Perspectives: What Should Be Pittsburgh’s Theme Song?
West Virginia has “Country Roads.” Why don’t we get an anthem, too?
Whenever I pass into West Virginia, I instinctively sing the chorus of “Take Me Home, Country Roads.”
The Mountaineer State anthem is so ingrained in the common perception of West Virginia that it strikes me as a respectful hat-tip to get through at least four lines whenever my tires cross the state line. (Even if I’m just passing through that little strip of the panhandle where West Virginia serves as a five-minute buffer between Pennsylvania and Ohio.)

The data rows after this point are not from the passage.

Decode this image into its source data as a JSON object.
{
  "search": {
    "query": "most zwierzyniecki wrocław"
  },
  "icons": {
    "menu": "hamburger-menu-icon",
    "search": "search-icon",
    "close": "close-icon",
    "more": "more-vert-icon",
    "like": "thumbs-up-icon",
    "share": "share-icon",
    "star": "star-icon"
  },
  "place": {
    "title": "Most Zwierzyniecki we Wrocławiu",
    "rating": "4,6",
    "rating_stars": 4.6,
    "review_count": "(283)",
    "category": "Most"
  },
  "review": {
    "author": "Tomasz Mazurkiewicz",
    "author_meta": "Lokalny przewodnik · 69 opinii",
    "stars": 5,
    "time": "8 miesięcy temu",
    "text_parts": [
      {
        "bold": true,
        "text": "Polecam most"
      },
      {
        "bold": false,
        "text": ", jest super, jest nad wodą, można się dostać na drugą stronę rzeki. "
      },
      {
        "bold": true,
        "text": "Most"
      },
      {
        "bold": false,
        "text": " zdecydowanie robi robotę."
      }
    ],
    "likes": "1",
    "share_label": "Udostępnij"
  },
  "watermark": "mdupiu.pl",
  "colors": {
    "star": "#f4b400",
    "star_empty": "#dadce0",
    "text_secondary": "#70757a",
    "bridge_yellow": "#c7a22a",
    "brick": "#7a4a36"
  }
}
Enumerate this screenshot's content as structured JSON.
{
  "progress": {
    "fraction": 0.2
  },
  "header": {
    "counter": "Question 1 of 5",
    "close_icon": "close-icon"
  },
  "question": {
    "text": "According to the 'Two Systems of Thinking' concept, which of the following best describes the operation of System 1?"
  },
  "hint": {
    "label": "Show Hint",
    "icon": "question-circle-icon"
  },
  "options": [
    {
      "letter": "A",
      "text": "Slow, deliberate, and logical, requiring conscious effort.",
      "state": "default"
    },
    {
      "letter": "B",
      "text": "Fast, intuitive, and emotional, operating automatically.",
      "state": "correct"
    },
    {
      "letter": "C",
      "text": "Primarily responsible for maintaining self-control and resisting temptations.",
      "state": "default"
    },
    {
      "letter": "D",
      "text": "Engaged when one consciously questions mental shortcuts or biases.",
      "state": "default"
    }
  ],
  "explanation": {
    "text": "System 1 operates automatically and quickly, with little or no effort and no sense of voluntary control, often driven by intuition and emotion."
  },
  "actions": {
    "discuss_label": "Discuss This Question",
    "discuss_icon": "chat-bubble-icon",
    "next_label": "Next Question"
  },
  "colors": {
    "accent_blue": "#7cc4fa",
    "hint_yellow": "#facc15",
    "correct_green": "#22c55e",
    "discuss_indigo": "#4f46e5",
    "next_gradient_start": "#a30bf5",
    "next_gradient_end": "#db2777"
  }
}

Officially, the Keystone State has an anthem. It’s called “Pennsylvania,” and it is … identifiably a song and not much else. Perhaps we’ve never settled on the equivalent of a “Country Roads” or a “Georgia On My Mind” because our state cannot be treated as a monolith: Pittsburgh and Philadelphia are very different places, and much of the rest of the state has very little to do with either.
So let’s leave “Pennsylvania, Pennsylvania, mighty is your name” alone for the time being and try to find a civic theme song for Pittsburgh itself. Can we capture the Steel City spirit in a single tune? Here are six nominees.
Wiz Khalifa, “Black and Yellow”
Pros: This is probably the most obvious choice. It’s a big hit, from a proud Pittsburgh native, with a hook that references the city’s colors. It’s known around the world; I remember hearing it as pump-up music during the Sochi Olympics, which is as far from the Mon as you can get without meeting a kangaroo. It also remains a bop.
Cons: Beyond the words “black” and “yellow,” the song contains almost no local references. It’s mainly about how impressive Wiz Khalifa’s belongings are. (“So many rocks up in the watch I can’t tell what the time is” is a solid boast, but won’t get you very far at Primanti’s.) It also loses points by being both less memorable and less Pittsburgh-focused as its own remix.
Jimmy Pol, “Steelers Fight Song” (The Steelers Polka)
Pros: For many people, the Steelers are the first and only thing they know about Pittsburgh, so a team anthem seems like a natural choice. (“Here We Go” will not be considered.) Using a polka number gives a nod to the city’s traditional immigrant communities. And even if you have no connection to the Steel Curtain era or the somewhat antiquated musical style, it’ll get stuck in your head.
Cons: It is a 42-year-old polka song about a football team.
Donnie Iris, “Love Is Like a Rock”
Pros: Among the city’s lineup of legitimate pop stars, Iris somehow sounds more identifiably Pittsburgh than most of the contenders. While “Ah! Leah!” is his bigger (and slightly better) hit, this song feels exactly like a North Shore tailgate. The song’s list of people, institutions and things the listener “can’t depend on” also sounds like a disgruntled and slightly intoxicated patron ranting at a corner bar in the South Side Slopes.
Cons: It’s not actually about Pittsburgh at all. As far as I can tell, the chorus is about the mineral composition of an emotion and the verses are about how most people are not reliable. If a version were recorded about how we can’t trust other cities, though, it would probably be the easy winner.
This WTAE Clip of a Guy Angry About a Fire
Pros: This is the most Pittsburgh thing I’ve ever heard.
Cons: Not a song.
Mac Miller, “Frick Park Market”
Pros: The rapper’s association with Frick Park — this song is from his album “Blue Slide Park,” a Squirrel Hill landmark that has since been renamed in Miller’s honor — is indelible, particularly after his premature death. While his previous single, “Party on Fifth Ave.,” is a bit more of an anthem, if Pittsburgh is going to have a Miller song as its signature, it just feels like it should reflect his beloved neighborhood.
Cons: Few places have theme songs so filled with profanity that you could never, ever play them on the radio. (Admittedly, this also applies to “Black and Yellow,” but Khalifa’s song is slightly easier to edit.)
Joe Grushecky and the Houserockers, “Pumping Iron”
Pros: It’s a steelworking anthem, and there aren’t too many of those. Grushecky’s fusion of the Jersey Shore sound and Southern-rock influences is the closest thing Pittsburgh has to an identifiable localized rock variant. The Houserockers album that gave rise to this was also the rare Pittsburgh record that got rave reviews, with no less an authority as the Village Voice calling it the best rock album in years.
Cons: Again, there’s nothing explicitly Pittsburgh-related in the lyrics — theoretically, this song could be about any place where muscular young steelworkers like to have substance-fueled nights out.